Southwest Airlines Operations Back To Normal In Columbus

A Southwest Airlines Boeing 737–700 before landing at San Jose International Airport.
Dylan Ashe
/
Creative Commons
A Southwest Airlines Boeing 737–700 before landing at San Jose International Airport.

Updated October 12, 2021, 7:56 am. 

Southwest Airlines' operations are getting back to normal at John Glenn International Airport on Tuesday morning after days of disruption. As of Tuesday morning, just one of Southwest's 33 flights into and out of Columbus was canceled.

Over the weekend, Southwest Airlines canceled and delayed thousands of flights, which continued Monday. This has caused problems for those traveling in and out of Columbus.

At John Glenn International Airport, at least five flights in and out of the airport have been canceled as of Monday afternoon with at least a dozen delayed. The airline stated over the weekend the delays and cancellations were due to air traffic control and inclement weather.

Customers like Indianapolis resident Mike Concannon are skeptical. Concannon and his wife's flight from Columbus to Fort Meyers, Florida had been delayed two hours. He said it's throwing a wrench in what is his first vacation in 15 years.

"I'm really mad that Southwest just won't tell the truth. That's the email I just sent them," Concannon said. "It's not a weather issue, it's not a traffic control issue, it's a Southwest issue."

Concannon said he and his wife had been at the airport since 8 a.m. for their afternoon flight, and that the delay has put a bad taste in his mouth when it comes to buying Southwest tickets.

"I will seriously consider all other carriers before I have to consider them again," Concannon said.

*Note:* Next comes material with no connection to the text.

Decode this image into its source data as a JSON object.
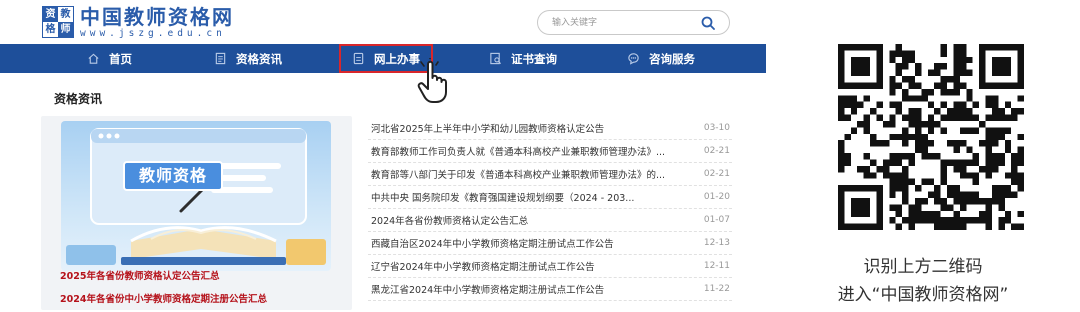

Various tweets on social media claim the delays and cancellations were due to pilots protesting President Joe Biden's recent vaccine mandate, including Republican Senator Ted Cruz from Texas.

"Joe Biden’s illegal vaccine mandate at work!" Cruz tweeted. "Suddenly, we’re short on pilots & air traffic controllers."

However, the Southwest Airline Pilot Association stated in multiple statements over the weekend that those claims are false. They partially attributed the flight issues to Southwest Airlines management's "poor planning."

"Our operation and our frontline employees have endured continuous and unending disruptions since the first time our airline made headlines in early June due to widespread IT failures," the union stated.

"Our pilots are tired and frustrated because our operation is running on empty due to a lack of support from the company."